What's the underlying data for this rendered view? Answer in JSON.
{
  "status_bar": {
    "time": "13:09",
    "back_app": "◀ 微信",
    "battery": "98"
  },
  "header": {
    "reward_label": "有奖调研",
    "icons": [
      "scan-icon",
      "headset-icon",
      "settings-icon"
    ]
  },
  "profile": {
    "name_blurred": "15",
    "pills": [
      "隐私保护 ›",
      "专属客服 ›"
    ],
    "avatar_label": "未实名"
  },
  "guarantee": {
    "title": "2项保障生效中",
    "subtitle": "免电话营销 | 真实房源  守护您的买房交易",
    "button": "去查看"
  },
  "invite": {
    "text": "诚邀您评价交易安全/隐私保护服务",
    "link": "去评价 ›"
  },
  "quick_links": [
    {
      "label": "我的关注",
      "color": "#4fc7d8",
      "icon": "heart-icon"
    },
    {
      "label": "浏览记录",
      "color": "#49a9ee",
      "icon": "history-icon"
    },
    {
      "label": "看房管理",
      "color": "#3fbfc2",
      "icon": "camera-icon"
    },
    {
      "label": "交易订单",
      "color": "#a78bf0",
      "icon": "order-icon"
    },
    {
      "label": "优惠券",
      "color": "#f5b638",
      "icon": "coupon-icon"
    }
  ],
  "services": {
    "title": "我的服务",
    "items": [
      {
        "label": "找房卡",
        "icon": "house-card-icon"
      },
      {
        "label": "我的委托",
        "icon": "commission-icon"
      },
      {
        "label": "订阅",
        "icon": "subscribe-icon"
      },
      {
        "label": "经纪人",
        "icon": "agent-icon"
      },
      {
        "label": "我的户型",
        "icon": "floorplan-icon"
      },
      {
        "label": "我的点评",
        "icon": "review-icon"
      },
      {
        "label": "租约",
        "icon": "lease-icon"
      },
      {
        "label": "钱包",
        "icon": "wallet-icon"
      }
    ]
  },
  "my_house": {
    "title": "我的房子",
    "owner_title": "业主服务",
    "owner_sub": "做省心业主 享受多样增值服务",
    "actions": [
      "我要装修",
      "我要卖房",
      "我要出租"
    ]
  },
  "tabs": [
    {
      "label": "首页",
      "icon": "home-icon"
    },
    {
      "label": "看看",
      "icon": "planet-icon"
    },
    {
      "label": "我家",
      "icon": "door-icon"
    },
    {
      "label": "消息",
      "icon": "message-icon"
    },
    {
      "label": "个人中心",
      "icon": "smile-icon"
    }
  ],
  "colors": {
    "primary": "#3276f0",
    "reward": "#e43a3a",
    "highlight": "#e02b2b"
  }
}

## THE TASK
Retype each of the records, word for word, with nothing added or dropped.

## RESPONSE BOX
What's the underlying data for this rendered view? Answer in JSON.
{
  "status_bar": {
    "time": "13:09",
    "back_app": "◀ 微信",
    "battery": "98"
  },
  "header": {
    "reward_label": "有奖调研",
    "icons": [
      "scan-icon",
      "headset-icon",
      "settings-icon"
    ]
  },
  "profile": {
    "name_blurred": "15",
    "pills": [
      "隐私保护 ›",
      "专属客服 ›"
    ],
    "avatar_label": "未实名"
  },
  "guarantee": {
    "title": "2项保障生效中",
    "subtitle": "免电话营销 | 真实房源  守护您的买房交易",
    "button": "去查看"
  },
  "invite": {
    "text": "诚邀您评价交易安全/隐私保护服务",
    "link": "去评价 ›"
  },
  "quick_links": [
    {
      "label": "我的关注",
      "color": "#4fc7d8",
      "icon": "heart-icon"
    },
    {
      "label": "浏览记录",
      "color": "#49a9ee",
      "icon": "history-icon"
    },
    {
      "label": "看房管理",
      "color": "#3fbfc2",
      "icon": "camera-icon"
    },
    {
      "label": "交易订单",
      "color": "#a78bf0",
      "icon": "order-icon"
    },
    {
      "label": "优惠券",
      "color": "#f5b638",
      "icon": "coupon-icon"
    }
  ],
  "services": {
    "title": "我的服务",
    "items": [
      {
        "label": "找房卡",
        "icon": "house-card-icon"
      },
      {
        "label": "我的委托",
        "icon": "commission-icon"
      },
      {
        "label": "订阅",
        "icon": "subscribe-icon"
      },
      {
        "label": "经纪人",
        "icon": "agent-icon"
      },
      {
        "label": "我的户型",
        "icon": "floorplan-icon"
      },
      {
        "label": "我的点评",
        "icon": "review-icon"
      },
      {
        "label": "租约",
        "icon": "lease-icon"
      },
      {
        "label": "钱包",
        "icon": "wallet-icon"
      }
    ]
  },
  "my_house": {
    "title": "我的房子",
    "owner_title": "业主服务",
    "owner_sub": "做省心业主 享受多样增值服务",
    "actions": [
      "我要装修",
      "我要卖房",
      "我要出租"
    ]
  },
  "tabs": [
    {
      "label": "首页",
      "icon": "home-icon"
    },
    {
      "label": "看看",
      "icon": "planet-icon"
    },
    {
      "label": "我家",
      "icon": "door-icon"
    },
    {
      "label": "消息",
      "icon": "message-icon"
    },
    {
      "label": "个人中心",
      "icon": "smile-icon"
    }
  ],
  "colors": {
    "primary": "#3276f0",
    "reward": "#e43a3a",
    "highlight": "#e02b2b"
  }
}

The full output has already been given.